6. Further myths - blood group diets, etc.
And the list goes on. So many fad diets are based around something real but utterly irrelevant to metabolism - blood group is popular right now. Why you would imagine that a mechanism used by the immune system to recognise invaders is relevant to your metabolism, and thence to your diet, is quite beyond me. It doesn't. I could go on forever, but must stop at some point. Other, better people have written exhaustively on just about any fad you could think of - check Bad Science, holfordwatch, senseaboutscience, etc. Just please do at least a little homework before signing up for anything.
The bottom line
There is one diet that works, and is good for you. It is the diet where you vary your food. Eat fruit and vegetables. Eat meat and dairy, unless ethically prevented (that's another argument I may return to later). You could maybe cut down on carbs, but there's no reason to go crazy about it - low blood sugar is bad for you too (it will switch the body to starvation mode, where you will burn fewer calories as well as feeling like crap).
Variation will give you the mix of energy, protein, vitamins and minerals you need. If you really want to lose weight, reduce portion size, but don't just go round cutting certain foods out of your diet - that road leads to imbalance, which is probably the thing making you feel bad. It can certainly work in the short-term for weight loss, just by sheer dint of reducing your choices for eating, but it won't do your metabolism any favours, and chances are your body will crave the things it knows it wants, causing you to cheat sooner or later.
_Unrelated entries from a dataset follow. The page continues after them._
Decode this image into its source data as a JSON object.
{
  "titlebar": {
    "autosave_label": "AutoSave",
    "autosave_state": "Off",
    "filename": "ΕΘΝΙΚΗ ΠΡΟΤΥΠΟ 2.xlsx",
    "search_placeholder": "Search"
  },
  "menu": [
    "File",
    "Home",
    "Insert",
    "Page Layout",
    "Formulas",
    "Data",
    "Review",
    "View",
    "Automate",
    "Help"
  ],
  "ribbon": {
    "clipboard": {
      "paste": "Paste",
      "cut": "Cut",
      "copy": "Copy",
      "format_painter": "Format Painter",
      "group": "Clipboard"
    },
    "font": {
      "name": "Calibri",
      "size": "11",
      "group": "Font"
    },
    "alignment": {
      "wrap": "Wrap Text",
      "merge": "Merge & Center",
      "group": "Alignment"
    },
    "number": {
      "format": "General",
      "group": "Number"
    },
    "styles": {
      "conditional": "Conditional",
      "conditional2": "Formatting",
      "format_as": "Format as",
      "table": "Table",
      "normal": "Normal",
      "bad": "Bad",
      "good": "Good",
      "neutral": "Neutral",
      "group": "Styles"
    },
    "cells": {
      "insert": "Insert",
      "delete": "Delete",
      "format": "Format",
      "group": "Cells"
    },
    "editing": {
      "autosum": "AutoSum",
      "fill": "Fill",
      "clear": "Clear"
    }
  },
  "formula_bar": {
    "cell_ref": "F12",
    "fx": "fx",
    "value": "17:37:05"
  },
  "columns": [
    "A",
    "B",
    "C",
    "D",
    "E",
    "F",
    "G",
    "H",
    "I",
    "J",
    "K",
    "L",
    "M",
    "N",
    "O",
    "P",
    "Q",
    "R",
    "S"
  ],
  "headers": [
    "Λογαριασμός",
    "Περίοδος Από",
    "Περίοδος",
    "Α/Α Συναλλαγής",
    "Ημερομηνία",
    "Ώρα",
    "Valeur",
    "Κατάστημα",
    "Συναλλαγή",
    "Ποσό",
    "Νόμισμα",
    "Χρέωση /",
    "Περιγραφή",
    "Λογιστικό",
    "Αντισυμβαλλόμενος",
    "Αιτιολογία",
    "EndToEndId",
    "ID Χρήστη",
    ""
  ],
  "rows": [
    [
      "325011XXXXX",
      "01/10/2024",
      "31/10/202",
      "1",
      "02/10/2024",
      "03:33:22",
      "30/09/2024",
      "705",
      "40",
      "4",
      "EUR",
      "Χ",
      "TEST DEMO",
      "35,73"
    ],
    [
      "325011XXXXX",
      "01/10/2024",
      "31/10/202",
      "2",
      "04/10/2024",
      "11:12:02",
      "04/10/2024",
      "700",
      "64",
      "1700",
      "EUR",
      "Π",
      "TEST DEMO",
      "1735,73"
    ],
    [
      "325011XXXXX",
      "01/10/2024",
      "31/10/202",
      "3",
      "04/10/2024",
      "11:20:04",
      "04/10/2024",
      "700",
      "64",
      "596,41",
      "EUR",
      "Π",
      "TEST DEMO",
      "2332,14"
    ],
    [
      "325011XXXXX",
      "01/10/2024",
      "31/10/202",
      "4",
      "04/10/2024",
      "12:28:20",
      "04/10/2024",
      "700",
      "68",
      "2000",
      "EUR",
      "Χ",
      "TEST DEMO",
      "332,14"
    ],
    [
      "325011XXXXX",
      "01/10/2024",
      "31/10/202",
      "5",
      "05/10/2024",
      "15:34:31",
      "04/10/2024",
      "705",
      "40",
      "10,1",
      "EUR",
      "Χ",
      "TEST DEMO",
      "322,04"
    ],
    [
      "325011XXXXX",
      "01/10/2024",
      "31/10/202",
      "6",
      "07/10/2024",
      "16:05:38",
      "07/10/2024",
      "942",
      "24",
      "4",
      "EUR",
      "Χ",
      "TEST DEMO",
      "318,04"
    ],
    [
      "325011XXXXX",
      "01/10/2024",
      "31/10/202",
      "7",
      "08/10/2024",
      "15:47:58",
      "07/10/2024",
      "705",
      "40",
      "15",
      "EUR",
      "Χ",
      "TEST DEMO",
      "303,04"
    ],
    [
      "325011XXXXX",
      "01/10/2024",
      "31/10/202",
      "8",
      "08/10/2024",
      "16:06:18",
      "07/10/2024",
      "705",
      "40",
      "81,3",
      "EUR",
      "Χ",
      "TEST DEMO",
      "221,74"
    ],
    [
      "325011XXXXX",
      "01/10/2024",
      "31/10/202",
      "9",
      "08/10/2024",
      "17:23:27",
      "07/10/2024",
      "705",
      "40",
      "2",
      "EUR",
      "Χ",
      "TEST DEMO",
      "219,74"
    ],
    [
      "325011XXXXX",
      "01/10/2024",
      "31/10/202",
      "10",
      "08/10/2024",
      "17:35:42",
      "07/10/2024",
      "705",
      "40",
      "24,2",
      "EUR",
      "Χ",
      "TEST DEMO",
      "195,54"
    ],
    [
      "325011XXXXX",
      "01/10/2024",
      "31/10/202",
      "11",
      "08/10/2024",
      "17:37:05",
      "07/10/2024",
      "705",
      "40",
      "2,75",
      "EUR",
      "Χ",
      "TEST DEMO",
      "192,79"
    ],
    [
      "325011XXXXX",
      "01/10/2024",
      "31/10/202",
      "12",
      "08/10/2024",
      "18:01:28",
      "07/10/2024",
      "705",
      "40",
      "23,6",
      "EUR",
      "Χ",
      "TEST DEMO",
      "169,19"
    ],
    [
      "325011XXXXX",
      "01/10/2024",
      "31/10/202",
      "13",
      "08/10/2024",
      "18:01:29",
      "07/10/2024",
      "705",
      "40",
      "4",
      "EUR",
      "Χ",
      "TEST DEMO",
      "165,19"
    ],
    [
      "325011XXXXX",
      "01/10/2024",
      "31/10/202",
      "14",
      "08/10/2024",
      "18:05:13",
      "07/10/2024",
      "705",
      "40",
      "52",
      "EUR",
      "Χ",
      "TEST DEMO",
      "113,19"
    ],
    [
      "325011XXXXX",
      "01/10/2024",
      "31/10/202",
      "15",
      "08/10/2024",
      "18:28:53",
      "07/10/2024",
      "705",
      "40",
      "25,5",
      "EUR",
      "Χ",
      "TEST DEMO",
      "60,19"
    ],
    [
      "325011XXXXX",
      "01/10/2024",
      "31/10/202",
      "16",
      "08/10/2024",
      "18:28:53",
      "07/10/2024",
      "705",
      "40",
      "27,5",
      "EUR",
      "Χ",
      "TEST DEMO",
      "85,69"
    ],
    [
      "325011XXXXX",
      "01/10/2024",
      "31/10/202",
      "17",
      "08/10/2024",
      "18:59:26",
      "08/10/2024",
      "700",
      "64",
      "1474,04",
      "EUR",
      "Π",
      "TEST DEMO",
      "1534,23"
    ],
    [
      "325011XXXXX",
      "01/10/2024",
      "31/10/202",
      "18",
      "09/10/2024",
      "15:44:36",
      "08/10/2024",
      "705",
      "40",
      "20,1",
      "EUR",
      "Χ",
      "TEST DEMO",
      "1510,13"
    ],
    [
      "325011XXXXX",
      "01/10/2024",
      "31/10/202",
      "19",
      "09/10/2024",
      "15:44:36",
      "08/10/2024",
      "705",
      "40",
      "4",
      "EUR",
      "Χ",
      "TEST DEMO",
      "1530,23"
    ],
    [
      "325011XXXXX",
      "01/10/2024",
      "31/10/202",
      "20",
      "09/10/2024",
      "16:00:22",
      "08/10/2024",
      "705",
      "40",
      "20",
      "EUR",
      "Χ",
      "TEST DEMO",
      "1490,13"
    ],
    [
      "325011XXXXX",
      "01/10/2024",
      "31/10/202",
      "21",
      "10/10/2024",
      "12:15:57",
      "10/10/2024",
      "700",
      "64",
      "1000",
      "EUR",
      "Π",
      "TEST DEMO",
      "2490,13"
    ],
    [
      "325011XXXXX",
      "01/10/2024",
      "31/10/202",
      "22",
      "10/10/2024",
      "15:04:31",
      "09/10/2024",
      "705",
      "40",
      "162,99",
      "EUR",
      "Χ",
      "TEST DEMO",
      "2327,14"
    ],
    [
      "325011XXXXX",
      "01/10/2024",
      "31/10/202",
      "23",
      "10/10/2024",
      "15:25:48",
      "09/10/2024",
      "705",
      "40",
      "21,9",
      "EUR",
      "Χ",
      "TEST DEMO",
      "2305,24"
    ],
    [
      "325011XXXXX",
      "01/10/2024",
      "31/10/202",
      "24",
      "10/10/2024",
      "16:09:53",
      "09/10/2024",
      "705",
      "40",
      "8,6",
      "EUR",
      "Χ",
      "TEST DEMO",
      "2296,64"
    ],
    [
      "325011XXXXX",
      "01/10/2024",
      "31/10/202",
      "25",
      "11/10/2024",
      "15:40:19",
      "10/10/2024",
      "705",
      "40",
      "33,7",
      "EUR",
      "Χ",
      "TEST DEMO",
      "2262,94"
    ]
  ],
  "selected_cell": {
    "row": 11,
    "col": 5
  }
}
Oh, and who am I to be arguing with all these published authors? Well, I do have a degree in biochemistry from a leading university. That was a few years ago now, and I'm nobody special. But I am still vastly more qualified than every single person in the UK describing themselves as a "nutritionist".